TASK INSTRUCTIONS: Within the records, how many lines hold the word "value"? State that number alone.
%%
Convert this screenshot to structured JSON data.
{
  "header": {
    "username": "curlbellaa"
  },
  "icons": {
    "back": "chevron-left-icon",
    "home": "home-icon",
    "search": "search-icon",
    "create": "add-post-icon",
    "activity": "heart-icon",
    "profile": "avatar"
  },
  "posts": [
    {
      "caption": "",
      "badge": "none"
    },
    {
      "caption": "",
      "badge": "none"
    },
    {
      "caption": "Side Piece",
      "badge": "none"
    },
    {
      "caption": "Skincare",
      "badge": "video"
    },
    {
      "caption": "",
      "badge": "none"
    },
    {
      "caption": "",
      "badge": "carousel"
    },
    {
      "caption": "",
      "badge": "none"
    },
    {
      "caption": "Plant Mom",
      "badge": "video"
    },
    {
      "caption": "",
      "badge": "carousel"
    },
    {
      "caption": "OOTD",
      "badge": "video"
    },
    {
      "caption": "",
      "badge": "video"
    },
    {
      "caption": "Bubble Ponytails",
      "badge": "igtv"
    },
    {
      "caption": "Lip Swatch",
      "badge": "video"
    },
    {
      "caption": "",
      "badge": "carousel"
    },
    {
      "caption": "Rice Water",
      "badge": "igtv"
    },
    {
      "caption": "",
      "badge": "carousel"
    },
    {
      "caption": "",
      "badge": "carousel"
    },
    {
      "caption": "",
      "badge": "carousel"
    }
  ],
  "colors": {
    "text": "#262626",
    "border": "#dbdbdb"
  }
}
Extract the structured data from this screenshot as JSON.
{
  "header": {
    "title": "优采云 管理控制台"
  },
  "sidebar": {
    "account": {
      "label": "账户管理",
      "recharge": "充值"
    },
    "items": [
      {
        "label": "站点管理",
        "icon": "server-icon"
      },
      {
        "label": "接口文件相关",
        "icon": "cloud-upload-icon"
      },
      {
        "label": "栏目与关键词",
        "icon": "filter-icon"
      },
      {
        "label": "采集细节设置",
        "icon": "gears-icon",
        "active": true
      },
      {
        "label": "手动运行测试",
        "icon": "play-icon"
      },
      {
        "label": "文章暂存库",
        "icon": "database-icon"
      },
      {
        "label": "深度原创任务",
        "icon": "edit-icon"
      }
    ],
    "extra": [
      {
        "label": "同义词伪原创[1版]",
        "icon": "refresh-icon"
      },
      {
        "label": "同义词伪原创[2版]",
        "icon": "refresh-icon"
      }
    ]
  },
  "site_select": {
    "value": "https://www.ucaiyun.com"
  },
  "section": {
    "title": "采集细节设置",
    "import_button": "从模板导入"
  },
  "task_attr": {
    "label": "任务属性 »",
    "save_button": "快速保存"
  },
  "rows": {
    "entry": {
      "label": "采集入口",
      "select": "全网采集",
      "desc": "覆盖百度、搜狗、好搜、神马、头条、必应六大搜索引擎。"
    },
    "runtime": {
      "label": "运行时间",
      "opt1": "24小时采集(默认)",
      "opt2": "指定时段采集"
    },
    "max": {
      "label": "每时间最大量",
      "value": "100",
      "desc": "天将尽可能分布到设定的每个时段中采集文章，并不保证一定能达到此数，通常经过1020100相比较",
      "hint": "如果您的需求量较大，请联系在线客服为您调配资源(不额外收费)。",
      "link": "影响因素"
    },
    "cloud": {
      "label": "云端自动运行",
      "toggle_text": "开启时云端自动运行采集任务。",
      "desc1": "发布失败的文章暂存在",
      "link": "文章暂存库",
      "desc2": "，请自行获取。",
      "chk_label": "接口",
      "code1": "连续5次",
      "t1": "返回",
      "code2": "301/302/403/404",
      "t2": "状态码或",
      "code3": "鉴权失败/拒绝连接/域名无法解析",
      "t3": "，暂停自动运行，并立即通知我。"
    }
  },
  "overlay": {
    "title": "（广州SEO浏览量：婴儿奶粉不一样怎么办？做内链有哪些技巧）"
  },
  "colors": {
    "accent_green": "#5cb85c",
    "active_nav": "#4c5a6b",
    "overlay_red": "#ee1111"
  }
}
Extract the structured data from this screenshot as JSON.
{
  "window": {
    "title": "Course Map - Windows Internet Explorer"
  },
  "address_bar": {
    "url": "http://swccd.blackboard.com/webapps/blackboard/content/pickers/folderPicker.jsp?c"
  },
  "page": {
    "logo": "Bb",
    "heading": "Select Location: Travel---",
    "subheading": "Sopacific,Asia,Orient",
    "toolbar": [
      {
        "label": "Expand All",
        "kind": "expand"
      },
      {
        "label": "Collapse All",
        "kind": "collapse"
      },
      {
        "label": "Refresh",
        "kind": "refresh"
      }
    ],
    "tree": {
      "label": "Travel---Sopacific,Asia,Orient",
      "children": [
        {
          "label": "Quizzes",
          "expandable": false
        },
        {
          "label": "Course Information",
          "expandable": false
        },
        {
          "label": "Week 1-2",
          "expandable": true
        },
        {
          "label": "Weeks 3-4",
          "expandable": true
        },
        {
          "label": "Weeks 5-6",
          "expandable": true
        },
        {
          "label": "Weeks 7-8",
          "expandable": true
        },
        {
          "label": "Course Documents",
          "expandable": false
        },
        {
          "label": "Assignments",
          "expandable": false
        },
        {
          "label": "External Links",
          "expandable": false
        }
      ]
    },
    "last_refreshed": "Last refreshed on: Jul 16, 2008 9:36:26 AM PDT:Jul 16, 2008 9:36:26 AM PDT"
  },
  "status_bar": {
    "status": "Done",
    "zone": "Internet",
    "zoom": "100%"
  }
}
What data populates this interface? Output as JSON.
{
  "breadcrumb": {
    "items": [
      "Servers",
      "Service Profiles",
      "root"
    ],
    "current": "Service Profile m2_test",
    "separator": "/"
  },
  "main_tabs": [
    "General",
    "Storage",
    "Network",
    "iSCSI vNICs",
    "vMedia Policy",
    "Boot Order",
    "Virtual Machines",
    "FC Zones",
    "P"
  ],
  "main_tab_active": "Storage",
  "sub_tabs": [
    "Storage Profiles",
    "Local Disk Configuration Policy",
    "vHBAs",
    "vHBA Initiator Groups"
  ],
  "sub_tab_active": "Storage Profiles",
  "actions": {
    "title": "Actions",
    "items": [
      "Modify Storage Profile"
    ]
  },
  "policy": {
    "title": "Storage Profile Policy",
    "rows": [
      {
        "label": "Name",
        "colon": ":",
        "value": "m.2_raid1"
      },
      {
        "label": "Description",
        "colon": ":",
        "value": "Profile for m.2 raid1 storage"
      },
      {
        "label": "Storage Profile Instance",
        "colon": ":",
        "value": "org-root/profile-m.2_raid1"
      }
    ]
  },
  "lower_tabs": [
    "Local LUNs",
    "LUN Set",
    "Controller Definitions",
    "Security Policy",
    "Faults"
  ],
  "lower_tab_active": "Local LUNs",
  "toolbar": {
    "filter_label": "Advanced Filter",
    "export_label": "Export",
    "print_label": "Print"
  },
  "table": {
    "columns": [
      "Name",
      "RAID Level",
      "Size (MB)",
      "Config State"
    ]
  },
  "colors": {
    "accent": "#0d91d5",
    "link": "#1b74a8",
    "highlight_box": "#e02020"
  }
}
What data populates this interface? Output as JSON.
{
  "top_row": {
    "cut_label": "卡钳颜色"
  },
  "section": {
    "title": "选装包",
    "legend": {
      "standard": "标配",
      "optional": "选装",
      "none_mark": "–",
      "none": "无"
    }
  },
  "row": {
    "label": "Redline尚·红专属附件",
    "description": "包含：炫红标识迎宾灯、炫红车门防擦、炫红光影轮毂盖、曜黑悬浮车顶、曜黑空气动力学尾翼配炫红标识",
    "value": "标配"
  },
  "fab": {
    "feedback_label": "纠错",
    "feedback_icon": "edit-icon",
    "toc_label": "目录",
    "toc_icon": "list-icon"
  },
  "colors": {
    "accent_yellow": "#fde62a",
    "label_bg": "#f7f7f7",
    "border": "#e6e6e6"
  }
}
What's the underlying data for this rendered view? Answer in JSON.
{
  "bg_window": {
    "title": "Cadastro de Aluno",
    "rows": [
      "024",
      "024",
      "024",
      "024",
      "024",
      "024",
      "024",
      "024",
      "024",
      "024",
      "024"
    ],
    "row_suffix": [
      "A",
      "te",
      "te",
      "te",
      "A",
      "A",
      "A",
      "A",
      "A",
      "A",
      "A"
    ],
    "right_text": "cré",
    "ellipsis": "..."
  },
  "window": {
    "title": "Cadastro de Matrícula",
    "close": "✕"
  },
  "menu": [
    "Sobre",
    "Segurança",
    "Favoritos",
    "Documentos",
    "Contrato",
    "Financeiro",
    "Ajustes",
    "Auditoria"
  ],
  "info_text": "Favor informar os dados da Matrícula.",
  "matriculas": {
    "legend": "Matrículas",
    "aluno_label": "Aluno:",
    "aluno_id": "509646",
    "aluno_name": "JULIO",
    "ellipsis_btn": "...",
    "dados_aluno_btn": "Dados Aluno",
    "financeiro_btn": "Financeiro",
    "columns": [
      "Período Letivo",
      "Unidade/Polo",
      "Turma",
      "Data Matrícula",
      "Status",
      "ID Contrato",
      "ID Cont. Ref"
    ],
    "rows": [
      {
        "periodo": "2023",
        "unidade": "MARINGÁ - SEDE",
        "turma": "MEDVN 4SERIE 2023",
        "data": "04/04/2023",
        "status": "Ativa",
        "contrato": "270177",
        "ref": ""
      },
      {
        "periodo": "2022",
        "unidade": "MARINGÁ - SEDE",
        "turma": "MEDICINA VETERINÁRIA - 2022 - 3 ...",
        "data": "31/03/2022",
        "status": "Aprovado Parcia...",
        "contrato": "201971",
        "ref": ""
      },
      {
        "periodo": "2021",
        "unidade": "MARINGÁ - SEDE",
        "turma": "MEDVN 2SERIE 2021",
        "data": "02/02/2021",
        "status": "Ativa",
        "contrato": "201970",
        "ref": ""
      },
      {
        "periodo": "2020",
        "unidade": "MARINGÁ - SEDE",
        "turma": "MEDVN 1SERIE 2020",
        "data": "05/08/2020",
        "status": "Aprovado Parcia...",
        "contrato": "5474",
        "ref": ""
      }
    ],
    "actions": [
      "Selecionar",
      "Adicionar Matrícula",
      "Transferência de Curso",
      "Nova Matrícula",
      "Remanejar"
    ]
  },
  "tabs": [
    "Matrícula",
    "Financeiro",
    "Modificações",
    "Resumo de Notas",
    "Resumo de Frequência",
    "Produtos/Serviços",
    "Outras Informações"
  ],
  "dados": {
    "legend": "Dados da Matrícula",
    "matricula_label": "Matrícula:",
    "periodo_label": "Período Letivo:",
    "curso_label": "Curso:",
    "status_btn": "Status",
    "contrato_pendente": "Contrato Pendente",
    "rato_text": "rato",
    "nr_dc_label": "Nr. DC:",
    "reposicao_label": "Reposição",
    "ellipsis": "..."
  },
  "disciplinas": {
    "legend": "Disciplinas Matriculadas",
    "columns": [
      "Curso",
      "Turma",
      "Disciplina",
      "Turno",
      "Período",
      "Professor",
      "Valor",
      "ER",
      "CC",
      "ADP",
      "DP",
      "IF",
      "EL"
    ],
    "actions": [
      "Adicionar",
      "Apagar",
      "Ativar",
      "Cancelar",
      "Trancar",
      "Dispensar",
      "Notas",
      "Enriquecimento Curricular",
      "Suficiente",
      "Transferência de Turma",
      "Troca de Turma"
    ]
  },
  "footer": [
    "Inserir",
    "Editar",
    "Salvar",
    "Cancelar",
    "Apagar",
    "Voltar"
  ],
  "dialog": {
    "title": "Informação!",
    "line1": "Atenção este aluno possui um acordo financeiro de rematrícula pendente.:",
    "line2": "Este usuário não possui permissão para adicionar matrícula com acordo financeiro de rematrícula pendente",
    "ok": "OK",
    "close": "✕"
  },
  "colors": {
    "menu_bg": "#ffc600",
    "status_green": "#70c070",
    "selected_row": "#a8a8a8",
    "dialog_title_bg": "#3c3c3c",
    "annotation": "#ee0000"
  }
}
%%
SOLVED PROBLEM: 6